Work through the lines below and count those holding "image"; reply with the number only.

[Items listed in a dataset]

▬▬▬▬▬▬

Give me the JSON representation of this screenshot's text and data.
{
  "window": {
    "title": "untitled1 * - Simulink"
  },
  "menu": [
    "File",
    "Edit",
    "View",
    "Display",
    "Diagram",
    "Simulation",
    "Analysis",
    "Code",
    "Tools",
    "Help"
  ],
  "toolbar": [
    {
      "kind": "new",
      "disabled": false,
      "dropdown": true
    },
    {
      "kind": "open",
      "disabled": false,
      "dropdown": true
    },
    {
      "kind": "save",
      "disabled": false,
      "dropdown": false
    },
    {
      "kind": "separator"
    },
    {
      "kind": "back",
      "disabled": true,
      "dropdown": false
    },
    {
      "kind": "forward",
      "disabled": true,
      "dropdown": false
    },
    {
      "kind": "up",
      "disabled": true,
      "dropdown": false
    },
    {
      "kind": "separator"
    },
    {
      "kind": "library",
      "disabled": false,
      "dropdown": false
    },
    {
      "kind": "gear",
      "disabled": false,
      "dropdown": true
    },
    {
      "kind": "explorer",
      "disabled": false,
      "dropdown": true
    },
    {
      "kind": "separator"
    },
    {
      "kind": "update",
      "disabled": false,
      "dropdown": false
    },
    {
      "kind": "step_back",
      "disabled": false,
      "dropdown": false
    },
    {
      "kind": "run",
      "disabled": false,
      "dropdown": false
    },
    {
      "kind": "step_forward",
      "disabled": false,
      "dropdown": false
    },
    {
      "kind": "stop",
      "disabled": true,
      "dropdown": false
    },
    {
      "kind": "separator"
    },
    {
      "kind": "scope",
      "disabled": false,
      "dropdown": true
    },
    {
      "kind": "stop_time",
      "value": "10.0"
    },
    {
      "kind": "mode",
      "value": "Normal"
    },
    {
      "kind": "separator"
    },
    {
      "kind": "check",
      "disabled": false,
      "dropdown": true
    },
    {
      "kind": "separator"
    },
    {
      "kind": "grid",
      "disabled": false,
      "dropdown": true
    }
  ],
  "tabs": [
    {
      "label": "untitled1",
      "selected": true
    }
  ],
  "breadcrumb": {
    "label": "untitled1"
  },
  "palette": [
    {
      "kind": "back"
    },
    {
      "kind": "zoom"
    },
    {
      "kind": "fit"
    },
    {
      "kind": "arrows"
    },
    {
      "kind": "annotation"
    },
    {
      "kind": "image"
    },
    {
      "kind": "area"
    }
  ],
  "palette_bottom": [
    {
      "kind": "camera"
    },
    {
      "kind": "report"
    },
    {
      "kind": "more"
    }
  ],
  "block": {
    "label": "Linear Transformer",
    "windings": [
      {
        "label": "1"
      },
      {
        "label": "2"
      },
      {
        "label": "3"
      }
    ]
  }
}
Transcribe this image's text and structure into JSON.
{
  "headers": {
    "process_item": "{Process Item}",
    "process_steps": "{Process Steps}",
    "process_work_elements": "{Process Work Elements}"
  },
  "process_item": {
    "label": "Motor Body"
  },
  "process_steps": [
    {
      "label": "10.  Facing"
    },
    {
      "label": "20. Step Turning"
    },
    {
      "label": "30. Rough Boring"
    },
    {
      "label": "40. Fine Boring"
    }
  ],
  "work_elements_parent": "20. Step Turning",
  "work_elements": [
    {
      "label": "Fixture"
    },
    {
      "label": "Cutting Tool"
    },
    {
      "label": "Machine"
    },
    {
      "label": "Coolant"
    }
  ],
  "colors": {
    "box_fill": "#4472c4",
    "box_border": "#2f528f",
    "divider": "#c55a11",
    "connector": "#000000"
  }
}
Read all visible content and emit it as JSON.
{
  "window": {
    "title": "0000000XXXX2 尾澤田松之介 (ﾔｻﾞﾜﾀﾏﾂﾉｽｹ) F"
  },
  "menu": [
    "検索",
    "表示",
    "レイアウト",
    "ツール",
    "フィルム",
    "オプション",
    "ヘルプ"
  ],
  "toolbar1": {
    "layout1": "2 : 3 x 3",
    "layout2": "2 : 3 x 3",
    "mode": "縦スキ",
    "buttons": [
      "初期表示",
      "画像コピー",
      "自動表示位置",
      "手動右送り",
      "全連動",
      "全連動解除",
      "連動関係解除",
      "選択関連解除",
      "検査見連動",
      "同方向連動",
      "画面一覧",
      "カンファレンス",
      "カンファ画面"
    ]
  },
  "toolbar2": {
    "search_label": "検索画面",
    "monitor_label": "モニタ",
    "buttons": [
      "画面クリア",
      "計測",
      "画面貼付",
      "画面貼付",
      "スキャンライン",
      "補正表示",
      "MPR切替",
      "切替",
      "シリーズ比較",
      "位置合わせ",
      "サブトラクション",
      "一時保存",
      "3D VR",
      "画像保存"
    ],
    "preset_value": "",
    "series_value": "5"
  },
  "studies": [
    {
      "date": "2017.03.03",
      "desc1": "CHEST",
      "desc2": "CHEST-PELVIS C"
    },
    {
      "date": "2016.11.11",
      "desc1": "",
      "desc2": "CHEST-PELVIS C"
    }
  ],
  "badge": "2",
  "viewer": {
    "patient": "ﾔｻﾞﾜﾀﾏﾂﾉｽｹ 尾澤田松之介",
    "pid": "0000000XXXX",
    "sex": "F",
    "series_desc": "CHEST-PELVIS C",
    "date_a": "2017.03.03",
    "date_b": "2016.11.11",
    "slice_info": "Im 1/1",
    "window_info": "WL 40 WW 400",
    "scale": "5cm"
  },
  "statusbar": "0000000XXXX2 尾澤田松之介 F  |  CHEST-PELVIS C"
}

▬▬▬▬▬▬

Reply:
2